Thankfully, cervical cancer is able to be treated successfully when it is detected early enough. For the most part, the cause of cervical cancer is the virus called human papillomavirus. This sexually-transmitted virus can cause genital warts or cervical cancer, however, it can also lie dormant in the body for years without any symptoms.
How do you know if you have cervical cancer? Just because there is abnormal cell changes in the cervix does not mean that the woman has cancer. If there are side effects from the cell changes, however, it could be pointing to cancer. Symptoms to be on the lookout for are vaginal bleeding or discharge that has blood in it. Also, pain and bleeding during sex or when something comes into contact with the cervix could point to a problem. Anyone experiencing these symptoms should seek medical attention as soon as possible as early detection is key.
Diagnosing and Treating Cervical Cancer
If you suspect that you may be the victim of cervical cancer, the physician may request a pap test. Cells will be scraped from the cervix and then examined to see if there were any abnormal cell changes. If there are, further tests may be requested or a biopsy may be done. Those who are diagnosed with cervical cancer could have to undergo surgery, chemotherapy, radiation therapy, or a combination of these treatments. In regards to surgery, the uterus, ovaries, fallopian tubes, or pelvic lymph nodes may be removed, depending on the circumstances of the case.
A Case of Medical Malpractice

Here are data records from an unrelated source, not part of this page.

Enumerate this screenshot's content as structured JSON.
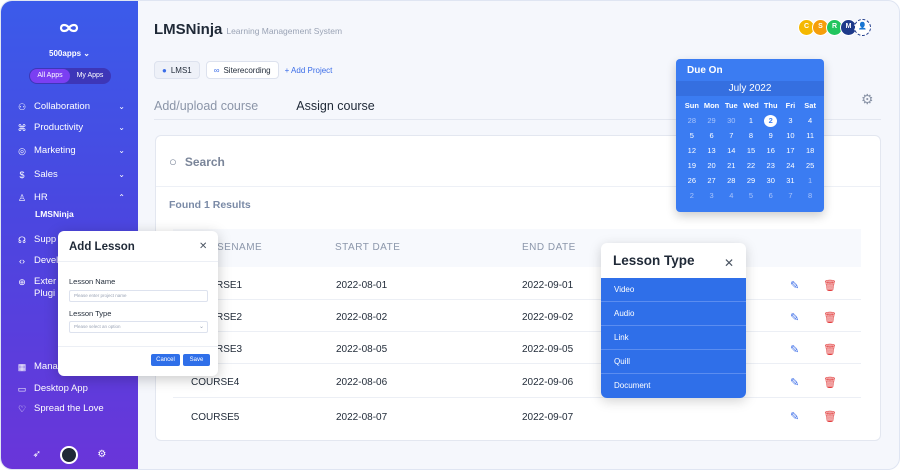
{
  "sidebar": {
    "org_name": "500apps",
    "app_tabs": [
      "All Apps",
      "My Apps"
    ],
    "items": [
      {
        "label": "Collaboration",
        "icon": "network-icon"
      },
      {
        "label": "Productivity",
        "icon": "command-icon"
      },
      {
        "label": "Marketing",
        "icon": "target-icon"
      },
      {
        "label": "Sales",
        "icon": "dollar-icon"
      },
      {
        "label": "HR",
        "icon": "person-icon"
      },
      {
        "label": "Supp",
        "icon": "headset-icon"
      },
      {
        "label": "Devel",
        "icon": "code-icon"
      },
      {
        "label": "Exter",
        "label2": "Plugi",
        "icon": "globe-icon"
      },
      {
        "label": "Mana",
        "icon": "grid-icon"
      },
      {
        "label": "Desktop App",
        "icon": "monitor-icon"
      },
      {
        "label": "Spread the Love",
        "icon": "heart-icon"
      }
    ],
    "sub_item": "LMSNinja"
  },
  "header": {
    "title": "LMSNinja",
    "subtitle": "Learning Management System",
    "avatars": [
      {
        "letter": "C",
        "color": "#f5b800"
      },
      {
        "letter": "S",
        "color": "#f59e0b"
      },
      {
        "letter": "R",
        "color": "#22c55e"
      },
      {
        "letter": "M",
        "color": "#1e3a8a"
      }
    ]
  },
  "projects": {
    "chips": [
      "LMS1",
      "Siterecording"
    ],
    "add_label": "+ Add Project"
  },
  "tabs": [
    "Add/upload course",
    "Assign course"
  ],
  "search": {
    "placeholder": "Search"
  },
  "results_label": "Found 1 Results",
  "table": {
    "columns": [
      "SENAME",
      "START DATE",
      "END DATE"
    ],
    "rows": [
      {
        "name": "RSE1",
        "start": "2022-08-01",
        "end": "2022-09-01"
      },
      {
        "name": "RSE2",
        "start": "2022-08-02",
        "end": "2022-09-02"
      },
      {
        "name": "RSE3",
        "start": "2022-08-05",
        "end": "2022-09-05"
      },
      {
        "name": "COURSE4",
        "start": "2022-08-06",
        "end": "2022-09-06"
      },
      {
        "name": "COURSE5",
        "start": "2022-08-07",
        "end": "2022-09-07"
      }
    ]
  },
  "calendar": {
    "title": "Due On",
    "month": "July 2022",
    "weekdays": [
      "Sun",
      "Mon",
      "Tue",
      "Wed",
      "Thu",
      "Fri",
      "Sat"
    ],
    "days": [
      "28",
      "29",
      "30",
      "1",
      "2",
      "3",
      "4",
      "5",
      "6",
      "7",
      "8",
      "9",
      "10",
      "11",
      "12",
      "13",
      "14",
      "15",
      "16",
      "17",
      "18",
      "19",
      "20",
      "21",
      "22",
      "23",
      "24",
      "25",
      "26",
      "27",
      "28",
      "29",
      "30",
      "31",
      "1",
      "2",
      "3",
      "4",
      "5",
      "6",
      "7",
      "8"
    ],
    "selected": "2"
  },
  "lesson_type": {
    "title": "Lesson Type",
    "options": [
      "Video",
      "Audio",
      "Link",
      "Quill",
      "Document"
    ]
  },
  "add_lesson": {
    "title": "Add Lesson",
    "name_label": "Lesson Name",
    "name_placeholder": "Please enter project name",
    "type_label": "Lesson Type",
    "type_placeholder": "Please select an option",
    "cancel": "Cancel",
    "save": "Save"
  }
}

Women rely on medical professionals to correctly diagnose this cancer in a timely matter as this could make the difference between life and death. In a case that resulted in a $19.8 million lawsuit, one doctor’s negligence resulted in the death of a mother of two. D.W. died at the age of 45 after her obstetrician-gynecologist told her that she was free of cancer when in fact she was not. D.W. had reported symptoms of vaginal bleeding, a lesion on her cervix, and she had had an abnormal Pap smear. The doctor, however, did not even examine her patient until later, but relied on the nurses’ observations. When she finally examined D.W., cancer was discovered. By then, the cancer had spread and D.W. died a year and a half later. It was determined that her life could have been saved if it were not for the lapses of the doctor and a lawsuit was awarded to the victims.
If you or a loved one is the victim of cervical cancer and you believe that your physician could and should have done more to detect or treat the cancer, you could also have a case. Medical malpractice is any lapse on the part of the hospital or doctor. If their treatment was proven to fall short of what is standard, they could be held liable for any damages what resulted. With over 4,000 women dying every year because of this very treatable form of cancer, something must be done to ensure women get the care and attention they need.
If you have more questions, please contact the Law Offices of Joseph M. Lichtenstein, PC as soon as possible. We have over 60 years of experience in this area of law and will do everything in our power to protect you.